H.R.1349 - Ammunition Safety Act of 1997105th Congress (1997-1998)
|Sponsor:||Rep. Kennedy, Joseph P., II [D-MA-8] (Introduced 04/16/1997)|
|Committees:||House - Judiciary|
|Latest Action:||04/22/1997 Referred to the Subcommittee on Crime.|
This bill has the status Introduced
Here are the steps for Status of Legislation:
Subject — Policy Area:
- Crime and Law Enforcement
- View subjects
Summary: H.R.1349 — 105th Congress (1997-1998)All Bill Information (Except Text)
Introduced in House (04/16/1997)
Ammunition Safety Act of 1997 - Amends the Federal criminal code to include persons selling ammunition within the definition of "dealer" for purposes of Federal firearms laws. Subjects dealers in ammunition to licensing requirements applicable to firearms dealers.

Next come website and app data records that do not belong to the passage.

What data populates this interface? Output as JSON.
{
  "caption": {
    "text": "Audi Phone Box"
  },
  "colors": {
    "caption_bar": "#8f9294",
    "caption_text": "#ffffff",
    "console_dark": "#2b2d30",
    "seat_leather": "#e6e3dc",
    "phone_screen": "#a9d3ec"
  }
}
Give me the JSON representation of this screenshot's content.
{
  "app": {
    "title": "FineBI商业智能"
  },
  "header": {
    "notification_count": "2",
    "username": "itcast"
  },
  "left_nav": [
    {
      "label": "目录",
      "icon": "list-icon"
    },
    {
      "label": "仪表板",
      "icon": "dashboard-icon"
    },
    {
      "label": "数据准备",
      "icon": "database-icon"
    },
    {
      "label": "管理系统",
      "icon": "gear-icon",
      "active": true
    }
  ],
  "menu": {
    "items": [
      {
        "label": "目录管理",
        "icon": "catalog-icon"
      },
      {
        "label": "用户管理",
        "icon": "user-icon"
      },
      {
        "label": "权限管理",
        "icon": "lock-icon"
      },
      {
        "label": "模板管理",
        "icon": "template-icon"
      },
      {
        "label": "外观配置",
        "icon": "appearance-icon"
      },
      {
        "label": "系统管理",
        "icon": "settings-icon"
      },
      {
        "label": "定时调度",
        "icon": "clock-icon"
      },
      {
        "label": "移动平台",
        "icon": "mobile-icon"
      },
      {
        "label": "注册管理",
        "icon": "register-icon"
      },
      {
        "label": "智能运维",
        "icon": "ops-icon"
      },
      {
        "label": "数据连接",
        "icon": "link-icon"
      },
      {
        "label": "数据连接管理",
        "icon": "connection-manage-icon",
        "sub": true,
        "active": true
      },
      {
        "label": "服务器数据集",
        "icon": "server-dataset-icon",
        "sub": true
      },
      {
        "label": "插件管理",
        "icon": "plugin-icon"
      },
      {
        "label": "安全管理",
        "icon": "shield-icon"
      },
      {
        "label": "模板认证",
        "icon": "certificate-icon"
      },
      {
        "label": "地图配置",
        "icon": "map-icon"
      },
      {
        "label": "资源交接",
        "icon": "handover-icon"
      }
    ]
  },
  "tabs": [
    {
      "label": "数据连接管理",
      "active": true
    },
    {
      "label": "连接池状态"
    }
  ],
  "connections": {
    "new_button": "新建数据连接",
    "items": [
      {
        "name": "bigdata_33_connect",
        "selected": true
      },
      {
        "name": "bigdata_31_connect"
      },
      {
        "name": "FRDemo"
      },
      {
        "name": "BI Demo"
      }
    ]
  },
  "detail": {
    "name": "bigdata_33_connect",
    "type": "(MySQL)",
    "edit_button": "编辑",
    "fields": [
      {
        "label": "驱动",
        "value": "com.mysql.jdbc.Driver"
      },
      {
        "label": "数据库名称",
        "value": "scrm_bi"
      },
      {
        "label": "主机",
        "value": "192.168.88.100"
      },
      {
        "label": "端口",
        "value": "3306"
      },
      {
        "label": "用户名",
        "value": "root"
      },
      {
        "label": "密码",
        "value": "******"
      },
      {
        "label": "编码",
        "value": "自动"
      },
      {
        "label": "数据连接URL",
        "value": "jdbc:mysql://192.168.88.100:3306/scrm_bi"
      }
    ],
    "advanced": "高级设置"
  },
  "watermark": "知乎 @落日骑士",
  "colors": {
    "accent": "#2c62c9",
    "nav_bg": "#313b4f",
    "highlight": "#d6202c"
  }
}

Sets a $10 per year license fee for dealers in ammunition other than ammunition for destructive devices.
Applies to ammunition specified prohibitions currently applicable to importing, manufacturing, dealing in, transporting, or receiving firearms without a license.
Increases penalties for specified violations of Federal firearms provisions.
Subjects any person at least 18 years of age who violates provisions regarding shipping, transporting, possessing, or receiving a firearm or ammunition by specified categories of persons (such as fugitives and illegal aliens) to twice the maximum punishment authorized and at least twice any term of supervised release, except to the extent a greater minimum sentence is otherwise provided.
Makes specified provisions of the Brady Handgun Violence Prevention Act applicable to the transfer of ammunition.
Requires the Secretary of the Treasury: (1) to establish uniform standards for testing and rating the destructive capacity of projectiles capable of being used in handguns; (2) utilizing such standards, to establish performance-based standards to define the rating of "armor piercing ammunition" based on the rating at which the projectiles pierce armor; and (3) at the expense of the ammunition manufacturer seeking to sell a particular type of ammunition, to test and rate the destructive capacity of the ammunition utilizing such standards.
Defines "armor piercing ammunition" to include any projectile determined to have a destructive capacity rating higher than the threshold established, in addition to the composition-based determination. Authorizes the Congress to exempt specific ammunition designed for sporting purposes from such definition. Prohibits the possession or use of armor piercing ammunition, with exceptions. Permits the manufacture, importation, or use of any projectile that has been proven, by testing performed at the expense of the manufacturer, to have a lower rating threshold than armor piercing ammunition.